The Apache Creation stories are important to learn about in American Literature classes. The Apache tribe is part of the origins of America and therefore their culture is important to every American's life. It is in the nature of humans to wonder about the unknown and search for answers. At the foundation of nearly every culture is a creation myth that explains how the wonders of the earth came to be. These myths have an immense influence on people's frame of reference. It is critical for people to learn of these myths because they can influence the way people think about the world and their place in relation to their surroundings.
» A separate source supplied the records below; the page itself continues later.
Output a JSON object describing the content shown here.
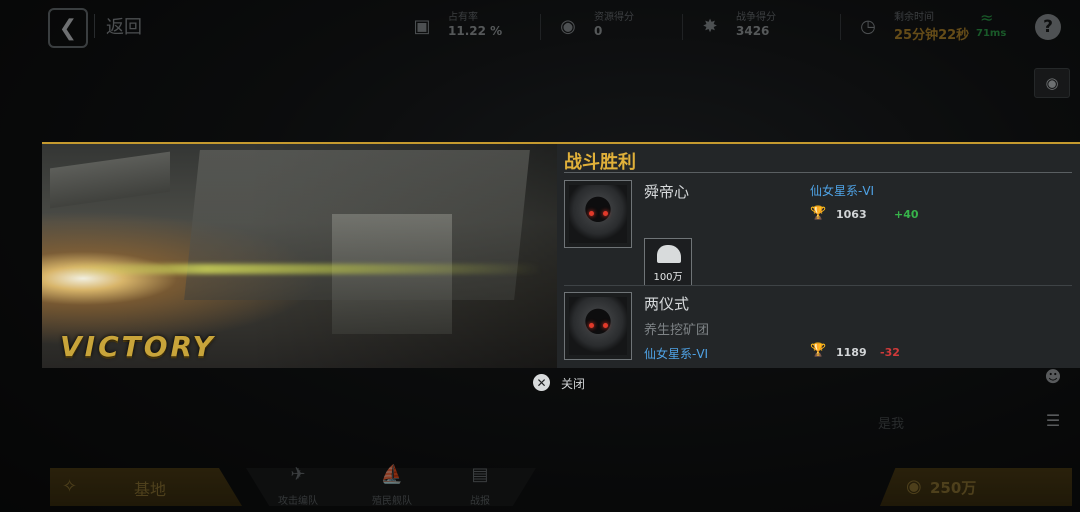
{
  "header": {
    "back_label": "返回",
    "stats": [
      {
        "label": "占有率",
        "value": "11.22 %"
      },
      {
        "label": "资源得分",
        "value": "0"
      },
      {
        "label": "战争得分",
        "value": "3426"
      },
      {
        "label": "剩余时间",
        "value": "25分钟22秒"
      }
    ],
    "ping": "71ms"
  },
  "modal": {
    "banner_text": "VICTORY",
    "title": "战斗胜利",
    "players": [
      {
        "name": "舜帝心",
        "guild": "",
        "galaxy": "仙女星系-VI",
        "trophies": "1063",
        "delta": "+40",
        "reward": "100万"
      },
      {
        "name": "两仪式",
        "guild": "养生挖矿团",
        "galaxy": "仙女星系-VI",
        "trophies": "1189",
        "delta": "-32"
      }
    ],
    "close_label": "关闭"
  },
  "side": {
    "me_label": "是我"
  },
  "bottom": {
    "base_label": "基地",
    "tabs": [
      {
        "label": "攻击编队"
      },
      {
        "label": "殖民舰队"
      },
      {
        "label": "战报"
      }
    ],
    "money_label": "250万"
  },
  "colors": {
    "accent_gold": "#c59a2f",
    "galaxy_blue": "#4fa3e6",
    "gain_green": "#37b34a",
    "loss_red": "#d03a3a",
    "ping_green": "#2ea34b"
  }
}
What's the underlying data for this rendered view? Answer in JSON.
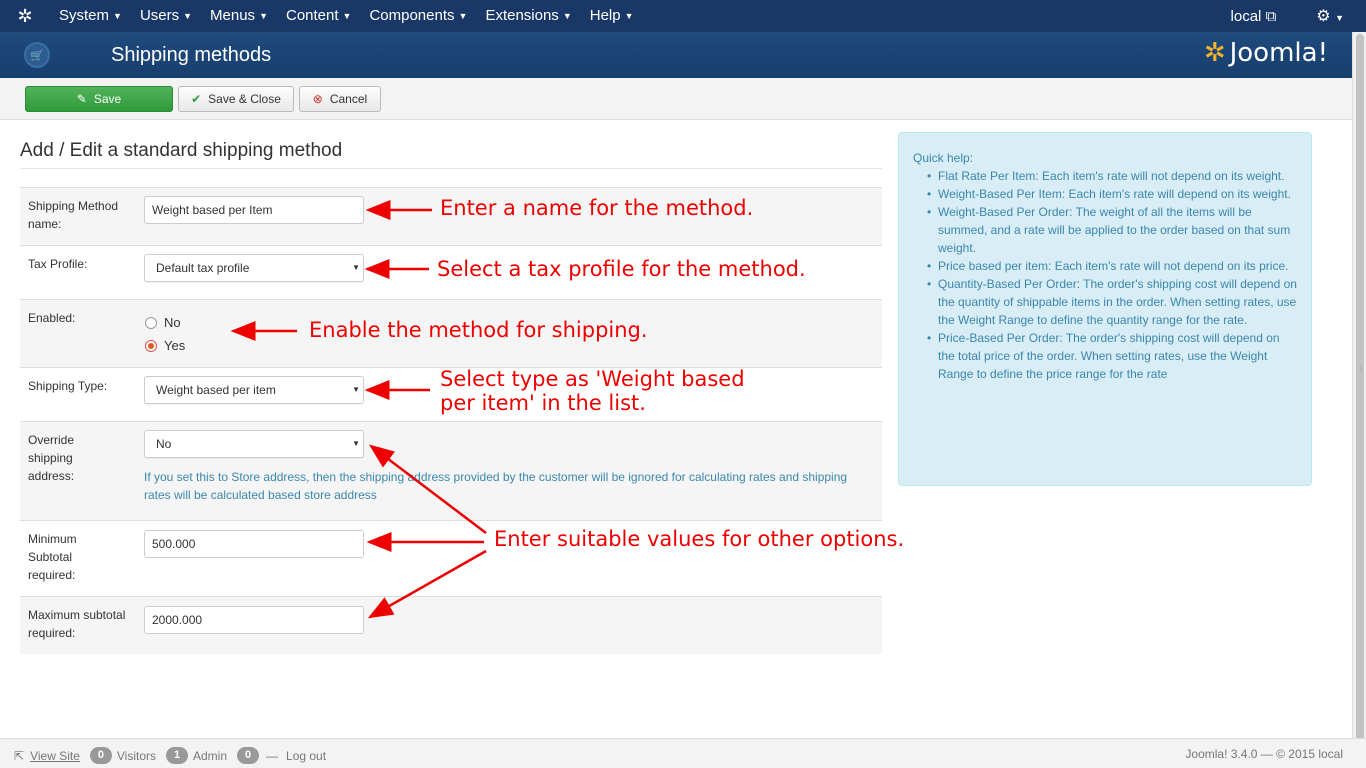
{
  "navbar": {
    "menu": [
      "System",
      "Users",
      "Menus",
      "Content",
      "Components",
      "Extensions",
      "Help"
    ],
    "site_label": "local"
  },
  "titlebar": {
    "title": "Shipping methods",
    "brand": "Joomla!"
  },
  "toolbar": {
    "save": "Save",
    "save_close": "Save & Close",
    "cancel": "Cancel"
  },
  "form": {
    "heading": "Add / Edit a standard shipping method",
    "name_label": "Shipping Method name:",
    "name_value": "Weight based per Item",
    "tax_label": "Tax Profile:",
    "tax_value": "Default tax profile",
    "enabled_label": "Enabled:",
    "enabled_no": "No",
    "enabled_yes": "Yes",
    "type_label": "Shipping Type:",
    "type_value": "Weight based per item",
    "override_label": "Override shipping address:",
    "override_value": "No",
    "override_help": "If you set this to Store address, then the shipping address provided by the customer will be ignored for calculating rates and shipping rates will be calculated based store address",
    "min_label": "Minimum Subtotal required:",
    "min_value": "500.000",
    "max_label": "Maximum subtotal required:",
    "max_value": "2000.000"
  },
  "annotations": {
    "name": "Enter a name for the method.",
    "tax": "Select a tax profile for the method.",
    "enable": "Enable the method for shipping.",
    "type_line1": "Select type as 'Weight based",
    "type_line2": "per item' in the list.",
    "others": "Enter suitable values for other options."
  },
  "quickhelp": {
    "title": "Quick help:",
    "items": [
      "Flat Rate Per Item: Each item's rate will not depend on its weight.",
      "Weight-Based Per Item: Each item's rate will depend on its weight.",
      "Weight-Based Per Order: The weight of all the items will be summed, and a rate will be applied to the order based on that sum weight.",
      "Price based per item: Each item's rate will not depend on its price.",
      "Quantity-Based Per Order: The order's shipping cost will depend on the quantity of shippable items in the order. When setting rates, use the Weight Range to define the quantity range for the rate.",
      "Price-Based Per Order: The order's shipping cost will depend on the total price of the order. When setting rates, use the Weight Range to define the price range for the rate"
    ]
  },
  "statusbar": {
    "view_site": "View Site",
    "visitors_count": "0",
    "visitors_label": "Visitors",
    "admin_count": "1",
    "admin_label": "Admin",
    "logout_count": "0",
    "logout_label": "Log out",
    "version": "Joomla! 3.4.0 — © 2015 local"
  },
  "colors": {
    "navbar": "#1a3867",
    "save_button": "#3ea948",
    "annotation": "#ee0000",
    "help_bg": "#d9edf7"
  }
}
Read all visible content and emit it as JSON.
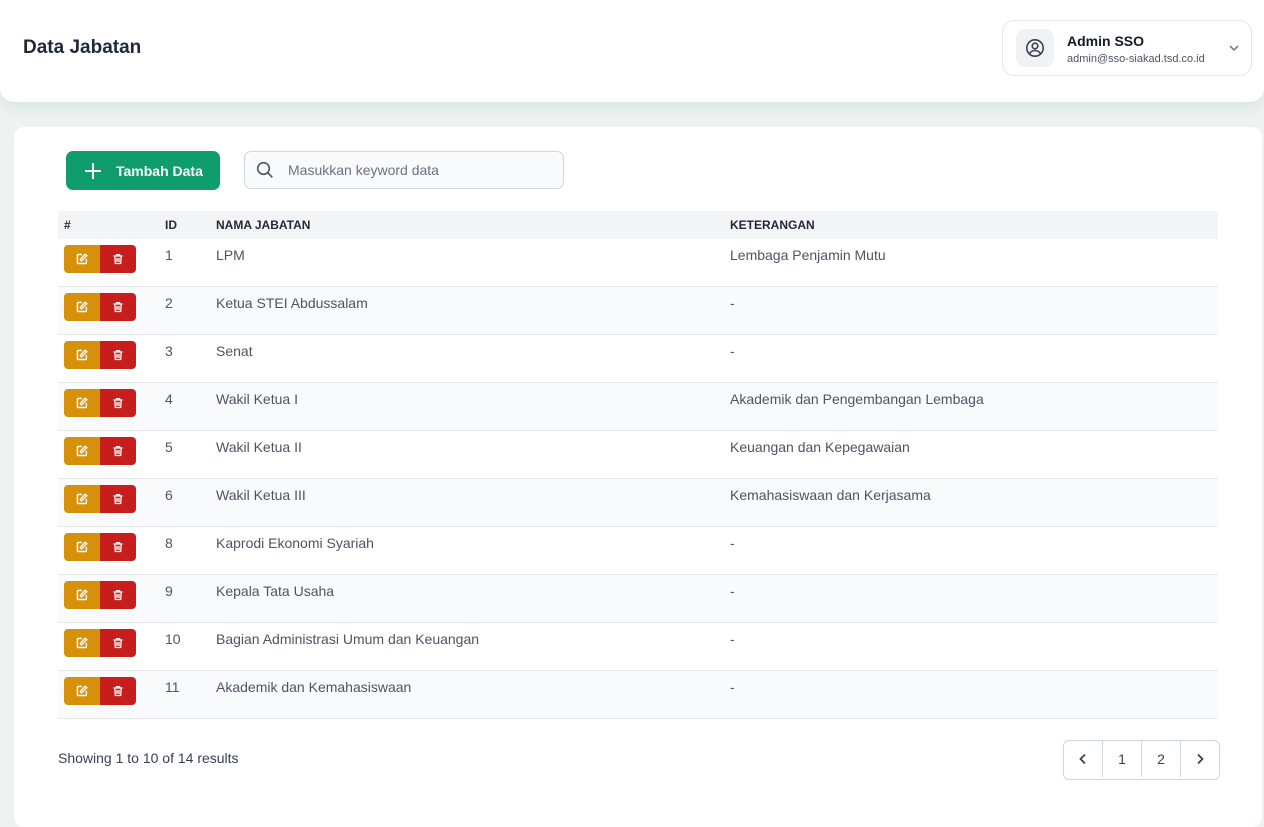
{
  "header": {
    "title": "Data Jabatan",
    "user": {
      "name": "Admin SSO",
      "email": "admin@sso-siakad.tsd.co.id"
    }
  },
  "toolbar": {
    "add_label": "Tambah Data",
    "search_placeholder": "Masukkan keyword data"
  },
  "table": {
    "columns": [
      "#",
      "ID",
      "NAMA JABATAN",
      "KETERANGAN"
    ],
    "rows": [
      {
        "id": "1",
        "nama": "LPM",
        "keterangan": "Lembaga Penjamin Mutu"
      },
      {
        "id": "2",
        "nama": "Ketua STEI Abdussalam",
        "keterangan": "-"
      },
      {
        "id": "3",
        "nama": "Senat",
        "keterangan": "-"
      },
      {
        "id": "4",
        "nama": "Wakil Ketua I",
        "keterangan": "Akademik dan Pengembangan Lembaga"
      },
      {
        "id": "5",
        "nama": "Wakil Ketua II",
        "keterangan": "Keuangan dan Kepegawaian"
      },
      {
        "id": "6",
        "nama": "Wakil Ketua III",
        "keterangan": "Kemahasiswaan dan Kerjasama"
      },
      {
        "id": "8",
        "nama": "Kaprodi Ekonomi Syariah",
        "keterangan": "-"
      },
      {
        "id": "9",
        "nama": "Kepala Tata Usaha",
        "keterangan": "-"
      },
      {
        "id": "10",
        "nama": "Bagian Administrasi Umum dan Keuangan",
        "keterangan": "-"
      },
      {
        "id": "11",
        "nama": "Akademik dan Kemahasiswaan",
        "keterangan": "-"
      }
    ]
  },
  "footer": {
    "summary": "Showing 1 to 10 of 14 results",
    "pages": [
      "1",
      "2"
    ]
  },
  "colors": {
    "primary_green": "#0f9d6e",
    "edit_amber": "#d69109",
    "delete_red": "#c61d1d"
  }
}
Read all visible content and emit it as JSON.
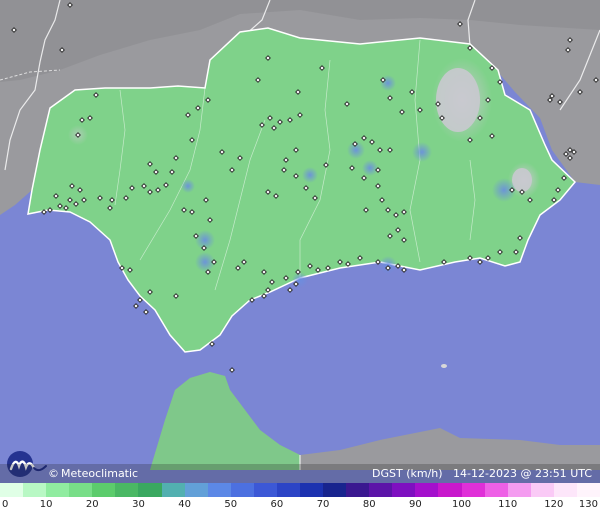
{
  "brand": {
    "copyright_symbol": "©",
    "name": "Meteoclimatic",
    "logo_icon": "meteoclimatic-logo"
  },
  "map_meta": {
    "variable": "DGST",
    "unit": "(km/h)",
    "date": "14-12-2023",
    "at": "@",
    "time": "23:51",
    "timezone": "UTC"
  },
  "legend": {
    "labels": [
      "0",
      "10",
      "20",
      "30",
      "40",
      "50",
      "60",
      "70",
      "80",
      "90",
      "100",
      "110",
      "120",
      "130"
    ],
    "colors": [
      "#e0ffe6",
      "#b8f8c4",
      "#90eca0",
      "#78de88",
      "#5ccc6c",
      "#4ab864",
      "#3aa860",
      "#52b0b0",
      "#62a0d8",
      "#5c88e6",
      "#4c70e0",
      "#3c58d6",
      "#2c44c6",
      "#1c32b0",
      "#18248e",
      "#3a1890",
      "#5c14a8",
      "#7e10c0",
      "#a410cc",
      "#c818cc",
      "#e030d8",
      "#ee60e6",
      "#f49cf0",
      "#facaf6",
      "#fde6fa",
      "#fff4fc"
    ]
  },
  "colors": {
    "sea": "#7b86d4",
    "land": "#7fd28a",
    "mountains": "#c8c8cc",
    "neighbor_land": "#9a9a9e"
  }
}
In the beginning, there was nothing, only darkness. Suddenly a small man appeared and he created four other gods, and together they created the earth. They soon found out from a hummingbird that the west side of the earth was covered in water and that there will be a mighty flood. The first woman, White Painted Woman, was the only one who survived the great Flood by floating in an abalone shell. For this she is also called, White Shell Woman. On a mountain, she was impregnated by the sun, and gave birth of a son, Killer of Enemies. His role was to hunt for food, but every time he killed an animal, the Owl Man Giant would swoop down and steal the bounty. He and his sister grew hungrier and hungrier until one day, Creator formed a thunderstorm. From the rain, White Painted Woman became impregnated and gave birth to Son of Water. The child grew to be a strong warrior and slew Owl Man Giant in a ferocious fight. These three together helped from the present world. White Painted Woman taught her children, with the help of the Mountain Spirits, how to cure illnesses, how to govern themselves, and how to live in harmony with the animals and plants. But in these earliest days, the people were cold and hungry until Coyote, the trickster, took fire from where it had been made and spread it all around the world.